Despite all their surface diversity, most jokes and funny incidents have the following logical structure: Typically you lead the listener along a garden path of expectation, slowly building up tension. At the very end, you introduce an unexpected twist that entails a complete reinterpretation of all the preceding data, and moreover, it's critical that the new interpretation, though wholly unexpected, makes as much "sense" of the entire set of facts as did the originally "expected" interpretation.In this regard, jokes have much in common with scientific creativity, with what Thomas Kuhn calls a "paradigm shift" in response to a single "anomaly." (It's probably not coincidence that many of the most creative scientists have a great sense of humor.) Of course, the anomaly in the joke is the traditional punch line and the joke is "funny" only if the listener gets the punch line by seeing in a flash of insight how a completely new interpretation of the same set of facts can incorporate the anomalous ending.The longer and more tortuous the garden path of expectation, the "funnier" the punch line when finally delivered.
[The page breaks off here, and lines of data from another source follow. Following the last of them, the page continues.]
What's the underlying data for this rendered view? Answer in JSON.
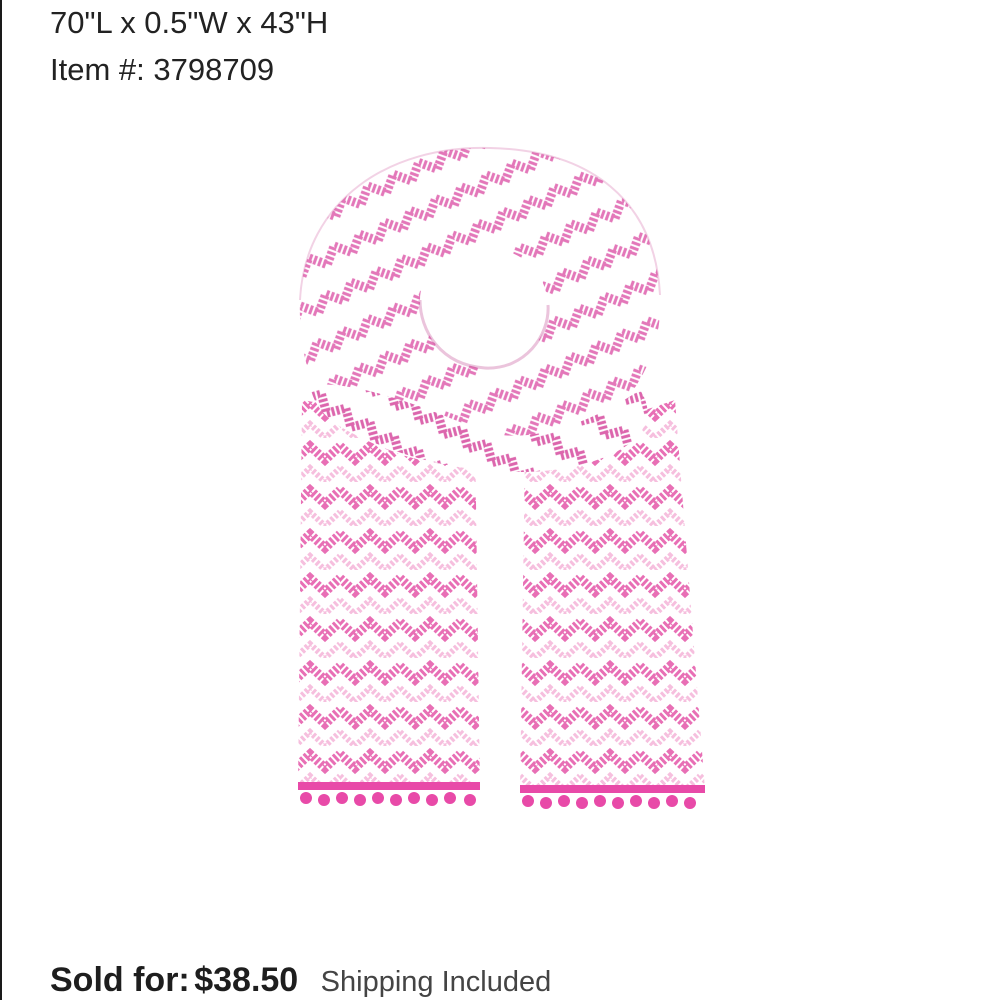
{
  "listing": {
    "dimensions": "70\"L x 0.5\"W x 43\"H",
    "item_number": "Item #: 3798709",
    "image": {
      "subject": "pink chevron scarf with pom-pom fringe",
      "colors": {
        "pink": "#e86fb5",
        "pink_dark": "#d94ea0",
        "fringe": "#e84aa8",
        "base": "#ffffff"
      }
    },
    "sold": {
      "label": "Sold for:",
      "price": "$38.50",
      "shipping": "Shipping Included"
    }
  }
}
I found myself drawn to biology, with all its frustrating yet fascinating complexities. When I was twelve, I remember reading about axolotls, which are basically a species of salamander that has evolved to remain permanently in the aquatic larval stage. They manage to keep their gills (rather than trading them in for lungs, like salamanders or frogs) by shutting down metamorphosis and becoming sexually mature in the water. I was completely flabbergasted when I read that by simply giving these creatures the “metamorphosis hormone” (thyroid extract) you could make the axolotl revert back into the extinct, land-dwelling, gill-less adult ancestor that it had evolved from. You could go back in time, resurrecting a prehistoric animal that no longer exists anywhere on Earth. I also knew that for some mysterious reason adult salamanders don’t regenerate amputated legs but the tadpoles do. My curiosity took me one step further, to the question of whether an axolotl—which is, after all, an “adult tadpole”—would retain its ability to regenerate a lost leg just as a modern frog tadpole does. And how many other axolotl-like beings exist on Earth, I wondered, that could be restored to their ancestral forms by simply giving them hormones? Could humans—who are after all apes that have evolved to retain many juvenile qualities—be made to revert to an ancestral form, perhaps something resembling Homo erectus, using the appropriate cocktail of hormones? My mind reeled out a stream of questions and speculations, and I was hooked on biology forever. I found mysteries and possibilities everywhere.
How can a three-pound mass of jelly that you can hold in your palm imagine angels, contemplate the meaning of infinity, and even question its own place in the cosmos? Especially awe inspiring is the fact that any single brain, including yours, is made up of atoms that were forged in the hearts of countless, far-flung stars billions of years ago. These particles drifted for eons and light-years until gravity and change brought them together here, now. These atoms now form a conglomerate- your brain- that can not only ponder the very stars that gave it birth but can also think about its own ability to think and wonder about its own ability to wonder. With the arrival of humans, it has been said, the universe has suddenly become conscious of itself. This, truly, it the greatest mystery of all.